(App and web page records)
::::::::::

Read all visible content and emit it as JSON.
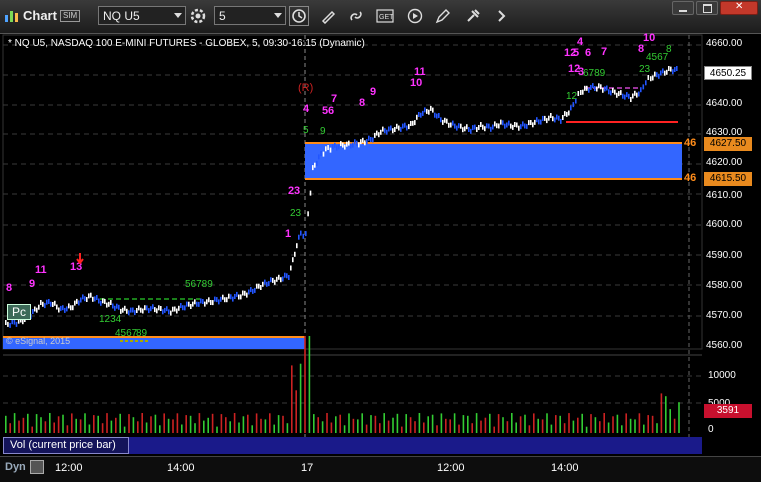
{
  "window": {
    "title": "Chart",
    "sim_badge": "SIM",
    "symbol": "NQ U5",
    "interval": "5",
    "toolbar_icons": [
      "settings-gear-icon",
      "clock-icon",
      "draw-pencil-icon",
      "link-icon",
      "get-icon",
      "play-icon",
      "edit-icon",
      "tools-icon",
      "more-icon"
    ],
    "win_controls": [
      "minimize",
      "maximize",
      "close"
    ]
  },
  "chart": {
    "header": "* NQ U5, NASDAQ 100 E-MINI FUTURES - GLOBEX, 5, 09:30-16:15 (Dynamic)",
    "watermark": "© eSignal, 2015",
    "pc_label": "Pc",
    "price_axis_labels": [
      "4660.00",
      "4640.00",
      "4630.00",
      "4620.00",
      "4610.00",
      "4600.00",
      "4590.00",
      "4580.00",
      "4570.00",
      "4560.00"
    ],
    "last_price": "4650.25",
    "upper_level": "4627.50",
    "lower_level": "4615.50",
    "level_prefix": "46",
    "time_labels": [
      "12:00",
      "14:00",
      "17",
      "12:00",
      "14:00"
    ],
    "colors": {
      "background": "#000000",
      "up_bar": "#ffffff",
      "down_bar": "#2255ff",
      "zone_fill": "#3366ff",
      "zone_border": "#ff8c1a",
      "setup_count": "#ff33ff",
      "green_count": "#33cc33",
      "resistance_line": "#ff2222"
    },
    "td_labels": [
      {
        "text": "8",
        "color": "magenta"
      },
      {
        "text": "9",
        "color": "magenta"
      },
      {
        "text": "11",
        "color": "magenta"
      },
      {
        "text": "13",
        "color": "magenta"
      },
      {
        "text": "11",
        "color": "magenta"
      },
      {
        "text": "1234",
        "color": "green"
      },
      {
        "text": "56789",
        "color": "green"
      },
      {
        "text": "4567",
        "color": "green"
      },
      {
        "text": "89",
        "color": "green"
      },
      {
        "text": "1",
        "color": "magenta"
      },
      {
        "text": "2",
        "color": "magenta"
      },
      {
        "text": "3",
        "color": "magenta"
      },
      {
        "text": "(R)",
        "color": "red"
      },
      {
        "text": "4",
        "color": "magenta"
      },
      {
        "text": "5",
        "color": "magenta"
      },
      {
        "text": "6",
        "color": "magenta"
      },
      {
        "text": "7",
        "color": "magenta"
      },
      {
        "text": "8",
        "color": "magenta"
      },
      {
        "text": "9",
        "color": "magenta"
      },
      {
        "text": "11",
        "color": "magenta"
      },
      {
        "text": "10",
        "color": "magenta"
      },
      {
        "text": "4",
        "color": "magenta"
      },
      {
        "text": "5",
        "color": "magenta"
      },
      {
        "text": "6",
        "color": "magenta"
      },
      {
        "text": "7",
        "color": "magenta"
      },
      {
        "text": "12",
        "color": "magenta"
      },
      {
        "text": "6789",
        "color": "green"
      },
      {
        "text": "10",
        "color": "magenta"
      }
    ]
  },
  "volume": {
    "study_label": "Vol (current price bar)",
    "value": "3591",
    "scale_labels": [
      "10000",
      "5000",
      "0"
    ]
  }
}
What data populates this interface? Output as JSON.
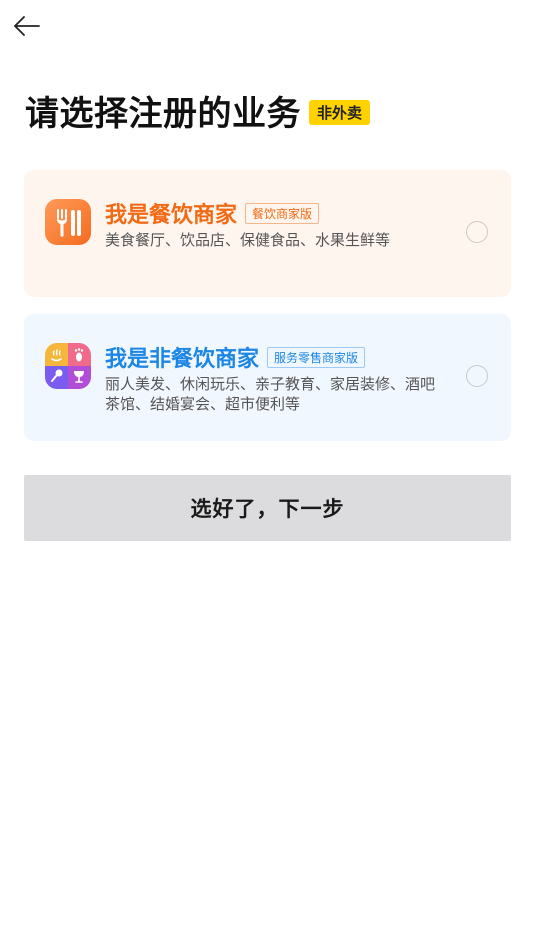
{
  "header": {
    "back_icon": "arrow-left-icon"
  },
  "page": {
    "title": "请选择注册的业务",
    "badge": "非外卖"
  },
  "options": [
    {
      "title": "我是餐饮商家",
      "tag": "餐饮商家版",
      "description": "美食餐厅、饮品店、保健食品、水果生鲜等",
      "icon": "fork-knife-icon",
      "accent_color": "#f26a14",
      "background_color": "#fff5ef",
      "selected": false
    },
    {
      "title": "我是非餐饮商家",
      "tag": "服务零售商家版",
      "description": "丽人美发、休闲玩乐、亲子教育、家居装修、酒吧茶馆、结婚宴会、超市便利等",
      "icon": "multi-service-icon",
      "accent_color": "#1b86e6",
      "background_color": "#f1f7fe",
      "selected": false
    }
  ],
  "actions": {
    "next_label": "选好了，下一步"
  }
}
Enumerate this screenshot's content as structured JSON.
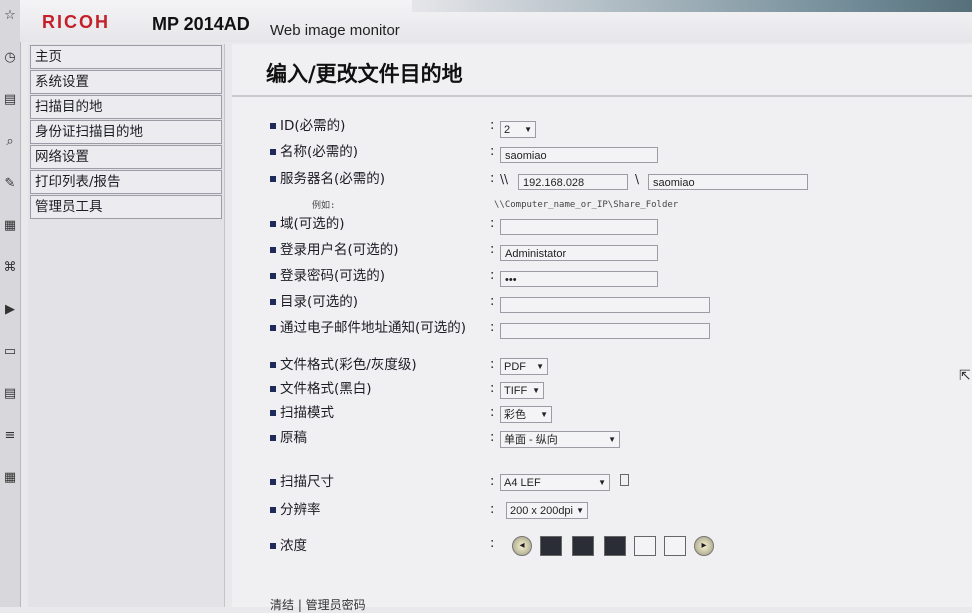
{
  "header": {
    "logo": "RICOH",
    "model": "MP 2014AD",
    "subtitle": "Web image monitor"
  },
  "sidebar": {
    "items": [
      {
        "label": "主页"
      },
      {
        "label": "系统设置"
      },
      {
        "label": "扫描目的地"
      },
      {
        "label": "身份证扫描目的地"
      },
      {
        "label": "网络设置"
      },
      {
        "label": "打印列表/报告"
      },
      {
        "label": "管理员工具"
      }
    ]
  },
  "page": {
    "title": "编入/更改文件目的地"
  },
  "form": {
    "id_label": "ID(必需的)",
    "id_value": "2",
    "name_label": "名称(必需的)",
    "name_value": "saomiao",
    "server_label": "服务器名(必需的)",
    "server_prefix": "\\\\",
    "server_value": "192.168.028",
    "server_sep": "\\",
    "share_value": "saomiao",
    "example_label": "例如:",
    "example_text": "\\\\Computer_name_or_IP\\Share_Folder",
    "domain_label": "域(可选的)",
    "domain_value": "",
    "user_label": "登录用户名(可选的)",
    "user_value": "Administator",
    "password_label": "登录密码(可选的)",
    "password_value": "•••",
    "directory_label": "目录(可选的)",
    "directory_value": "",
    "notify_label": "通过电子邮件地址通知(可选的)",
    "notify_value": "",
    "format_color_label": "文件格式(彩色/灰度级)",
    "format_color_value": "PDF",
    "format_bw_label": "文件格式(黑白)",
    "format_bw_value": "TIFF",
    "scan_mode_label": "扫描模式",
    "scan_mode_value": "彩色",
    "original_label": "原稿",
    "original_value": "单面 - 纵向",
    "scan_size_label": "扫描尺寸",
    "scan_size_value": "A4 LEF",
    "resolution_label": "分辨率",
    "resolution_value": "200 x 200dpi",
    "density_label": "浓度",
    "footer_link": "清结 | 管理员密码"
  },
  "colors": {
    "logo_red": "#c4202a",
    "bullet_navy": "#1e2a5a"
  }
}
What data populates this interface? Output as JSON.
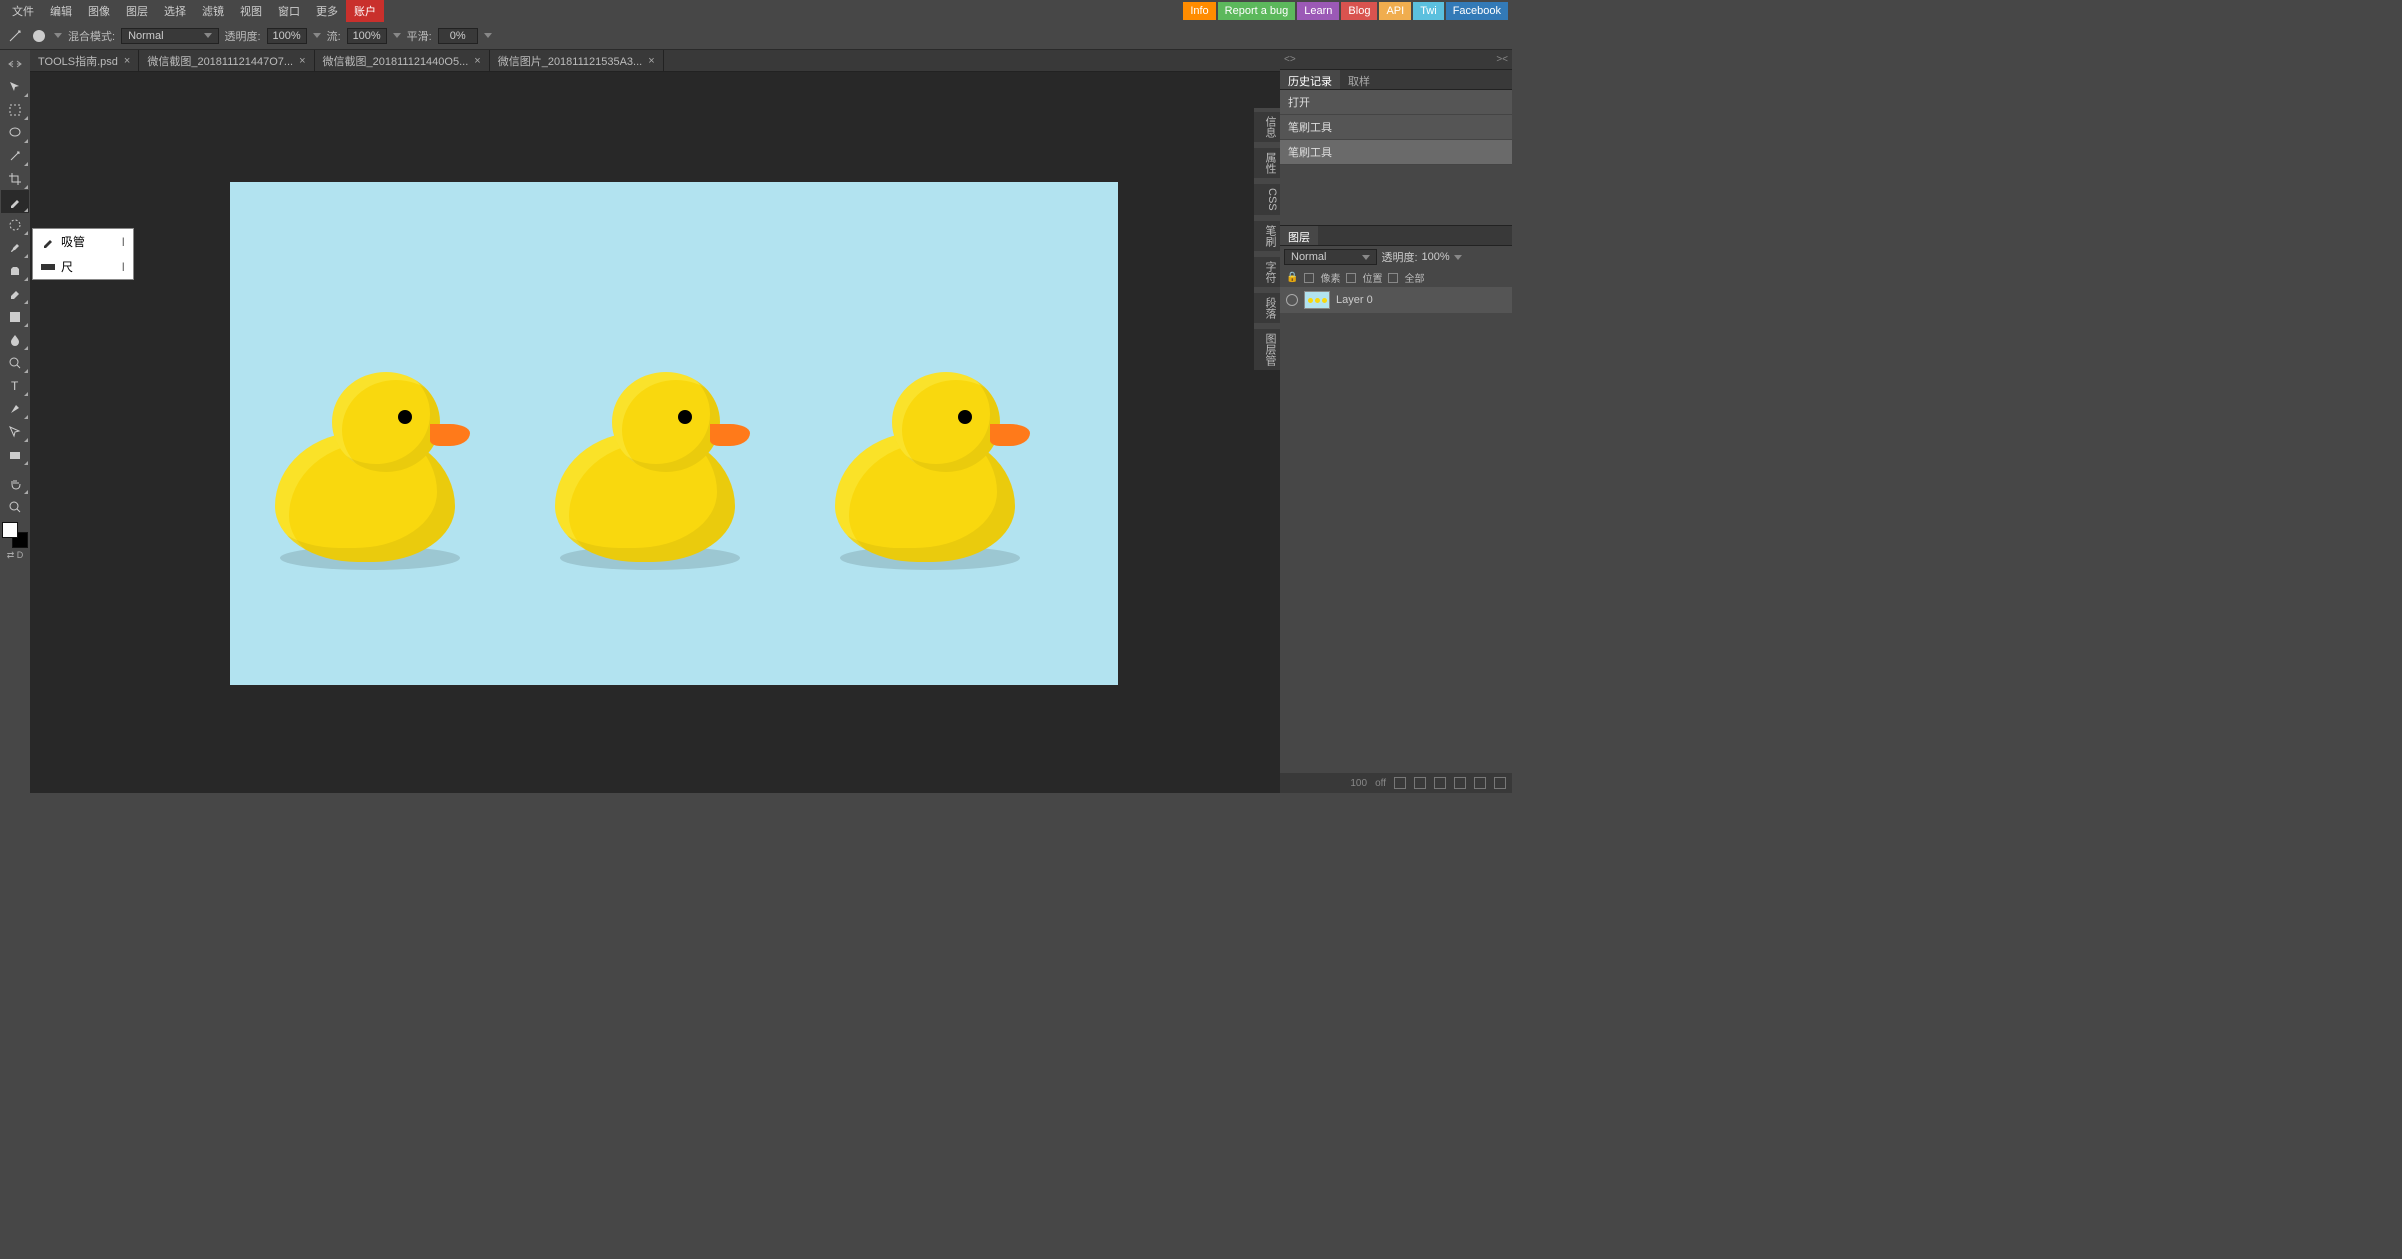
{
  "menu": {
    "items": [
      "文件",
      "编辑",
      "图像",
      "图层",
      "选择",
      "滤镜",
      "视图",
      "窗口",
      "更多"
    ],
    "account": "账户"
  },
  "rightlinks": {
    "info": "Info",
    "bug": "Report a bug",
    "learn": "Learn",
    "blog": "Blog",
    "api": "API",
    "twi": "Twi",
    "fb": "Facebook"
  },
  "optbar": {
    "blend_label": "混合模式:",
    "blend_value": "Normal",
    "opacity_label": "透明度:",
    "opacity_value": "100%",
    "flow_label": "流:",
    "flow_value": "100%",
    "smooth_label": "平滑:",
    "smooth_value": "0%"
  },
  "tabs": [
    {
      "title": "TOOLS指南.psd"
    },
    {
      "title": "微信截图_201811121447O7..."
    },
    {
      "title": "微信截图_201811121440O5..."
    },
    {
      "title": "微信图片_201811121535A3..."
    }
  ],
  "flyout": {
    "items": [
      {
        "label": "吸管",
        "key": "I"
      },
      {
        "label": "尺",
        "key": "I"
      }
    ]
  },
  "sidetabs": [
    "信息",
    "属性",
    "CSS",
    "笔刷",
    "字符",
    "段落",
    "图层管"
  ],
  "history": {
    "tabs": [
      "历史记录",
      "取样"
    ],
    "items": [
      "打开",
      "笔刷工具",
      "笔刷工具"
    ]
  },
  "layerpanel": {
    "tab": "图层",
    "blend": "Normal",
    "opacity_label": "透明度:",
    "opacity_value": "100%",
    "lock_label": "锁:",
    "lock_px": "像素",
    "lock_pos": "位置",
    "lock_all": "全部",
    "layer_name": "Layer 0"
  },
  "footer": {
    "pct": "100",
    "off": "off"
  }
}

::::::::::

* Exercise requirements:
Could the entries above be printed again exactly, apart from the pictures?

* Answer section:
Read all visible content and emit it as JSON.
{
  "window": {
    "title": "Chart",
    "sim_badge": "SIM",
    "symbol": "NQ U5",
    "interval": "5",
    "toolbar_icons": [
      "settings-gear-icon",
      "clock-icon",
      "draw-pencil-icon",
      "link-icon",
      "get-icon",
      "play-icon",
      "edit-icon",
      "tools-icon",
      "more-icon"
    ],
    "win_controls": [
      "minimize",
      "maximize",
      "close"
    ]
  },
  "chart": {
    "header": "* NQ U5, NASDAQ 100 E-MINI FUTURES - GLOBEX, 5, 09:30-16:15 (Dynamic)",
    "watermark": "© eSignal, 2015",
    "pc_label": "Pc",
    "price_axis_labels": [
      "4660.00",
      "4640.00",
      "4630.00",
      "4620.00",
      "4610.00",
      "4600.00",
      "4590.00",
      "4580.00",
      "4570.00",
      "4560.00"
    ],
    "last_price": "4650.25",
    "upper_level": "4627.50",
    "lower_level": "4615.50",
    "level_prefix": "46",
    "time_labels": [
      "12:00",
      "14:00",
      "17",
      "12:00",
      "14:00"
    ],
    "colors": {
      "background": "#000000",
      "up_bar": "#ffffff",
      "down_bar": "#2255ff",
      "zone_fill": "#3366ff",
      "zone_border": "#ff8c1a",
      "setup_count": "#ff33ff",
      "green_count": "#33cc33",
      "resistance_line": "#ff2222"
    },
    "td_labels": [
      {
        "text": "8",
        "color": "magenta"
      },
      {
        "text": "9",
        "color": "magenta"
      },
      {
        "text": "11",
        "color": "magenta"
      },
      {
        "text": "13",
        "color": "magenta"
      },
      {
        "text": "11",
        "color": "magenta"
      },
      {
        "text": "1234",
        "color": "green"
      },
      {
        "text": "56789",
        "color": "green"
      },
      {
        "text": "4567",
        "color": "green"
      },
      {
        "text": "89",
        "color": "green"
      },
      {
        "text": "1",
        "color": "magenta"
      },
      {
        "text": "2",
        "color": "magenta"
      },
      {
        "text": "3",
        "color": "magenta"
      },
      {
        "text": "(R)",
        "color": "red"
      },
      {
        "text": "4",
        "color": "magenta"
      },
      {
        "text": "5",
        "color": "magenta"
      },
      {
        "text": "6",
        "color": "magenta"
      },
      {
        "text": "7",
        "color": "magenta"
      },
      {
        "text": "8",
        "color": "magenta"
      },
      {
        "text": "9",
        "color": "magenta"
      },
      {
        "text": "11",
        "color": "magenta"
      },
      {
        "text": "10",
        "color": "magenta"
      },
      {
        "text": "4",
        "color": "magenta"
      },
      {
        "text": "5",
        "color": "magenta"
      },
      {
        "text": "6",
        "color": "magenta"
      },
      {
        "text": "7",
        "color": "magenta"
      },
      {
        "text": "12",
        "color": "magenta"
      },
      {
        "text": "6789",
        "color": "green"
      },
      {
        "text": "10",
        "color": "magenta"
      }
    ]
  },
  "volume": {
    "study_label": "Vol (current price bar)",
    "value": "3591",
    "scale_labels": [
      "10000",
      "5000",
      "0"
    ]
  }
}
What data populates this interface? Output as JSON.
{
  "header": {
    "back_icon": "arrow-left-icon"
  },
  "page": {
    "title": "请选择注册的业务",
    "badge": "非外卖"
  },
  "options": [
    {
      "title": "我是餐饮商家",
      "tag": "餐饮商家版",
      "description": "美食餐厅、饮品店、保健食品、水果生鲜等",
      "icon": "fork-knife-icon",
      "accent_color": "#f26a14",
      "background_color": "#fff5ef",
      "selected": false
    },
    {
      "title": "我是非餐饮商家",
      "tag": "服务零售商家版",
      "description": "丽人美发、休闲玩乐、亲子教育、家居装修、酒吧茶馆、结婚宴会、超市便利等",
      "icon": "multi-service-icon",
      "accent_color": "#1b86e6",
      "background_color": "#f1f7fe",
      "selected": false
    }
  ],
  "actions": {
    "next_label": "选好了，下一步"
  }
}
Enumerate this screenshot's content as structured JSON.
{
  "header": {
    "logo": "RICOH",
    "model": "MP 2014AD",
    "subtitle": "Web image monitor"
  },
  "sidebar": {
    "items": [
      {
        "label": "主页"
      },
      {
        "label": "系统设置"
      },
      {
        "label": "扫描目的地"
      },
      {
        "label": "身份证扫描目的地"
      },
      {
        "label": "网络设置"
      },
      {
        "label": "打印列表/报告"
      },
      {
        "label": "管理员工具"
      }
    ]
  },
  "page": {
    "title": "编入/更改文件目的地"
  },
  "form": {
    "id_label": "ID(必需的)",
    "id_value": "2",
    "name_label": "名称(必需的)",
    "name_value": "saomiao",
    "server_label": "服务器名(必需的)",
    "server_prefix": "\\\\",
    "server_value": "192.168.028",
    "server_sep": "\\",
    "share_value": "saomiao",
    "example_label": "例如:",
    "example_text": "\\\\Computer_name_or_IP\\Share_Folder",
    "domain_label": "域(可选的)",
    "domain_value": "",
    "user_label": "登录用户名(可选的)",
    "user_value": "Administator",
    "password_label": "登录密码(可选的)",
    "password_value": "•••",
    "directory_label": "目录(可选的)",
    "directory_value": "",
    "notify_label": "通过电子邮件地址通知(可选的)",
    "notify_value": "",
    "format_color_label": "文件格式(彩色/灰度级)",
    "format_color_value": "PDF",
    "format_bw_label": "文件格式(黑白)",
    "format_bw_value": "TIFF",
    "scan_mode_label": "扫描模式",
    "scan_mode_value": "彩色",
    "original_label": "原稿",
    "original_value": "单面 - 纵向",
    "scan_size_label": "扫描尺寸",
    "scan_size_value": "A4 LEF",
    "resolution_label": "分辨率",
    "resolution_value": "200 x 200dpi",
    "density_label": "浓度",
    "footer_link": "清结 | 管理员密码"
  },
  "colors": {
    "logo_red": "#c4202a",
    "bullet_navy": "#1e2a5a"
  }
}
What data populates this interface? Output as JSON.
{
  "menu": {
    "items": [
      "文件",
      "编辑",
      "图像",
      "图层",
      "选择",
      "滤镜",
      "视图",
      "窗口",
      "更多"
    ],
    "account": "账户"
  },
  "rightlinks": {
    "info": "Info",
    "bug": "Report a bug",
    "learn": "Learn",
    "blog": "Blog",
    "api": "API",
    "twi": "Twi",
    "fb": "Facebook"
  },
  "optbar": {
    "blend_label": "混合模式:",
    "blend_value": "Normal",
    "opacity_label": "透明度:",
    "opacity_value": "100%",
    "flow_label": "流:",
    "flow_value": "100%",
    "smooth_label": "平滑:",
    "smooth_value": "0%"
  },
  "tabs": [
    {
      "title": "TOOLS指南.psd"
    },
    {
      "title": "微信截图_201811121447O7..."
    },
    {
      "title": "微信截图_201811121440O5..."
    },
    {
      "title": "微信图片_201811121535A3..."
    }
  ],
  "flyout": {
    "items": [
      {
        "label": "吸管",
        "key": "I"
      },
      {
        "label": "尺",
        "key": "I"
      }
    ]
  },
  "sidetabs": [
    "信息",
    "属性",
    "CSS",
    "笔刷",
    "字符",
    "段落",
    "图层管"
  ],
  "history": {
    "tabs": [
      "历史记录",
      "取样"
    ],
    "items": [
      "打开",
      "笔刷工具",
      "笔刷工具"
    ]
  },
  "layerpanel": {
    "tab": "图层",
    "blend": "Normal",
    "opacity_label": "透明度:",
    "opacity_value": "100%",
    "lock_label": "锁:",
    "lock_px": "像素",
    "lock_pos": "位置",
    "lock_all": "全部",
    "layer_name": "Layer 0"
  },
  "footer": {
    "pct": "100",
    "off": "off"
  }
}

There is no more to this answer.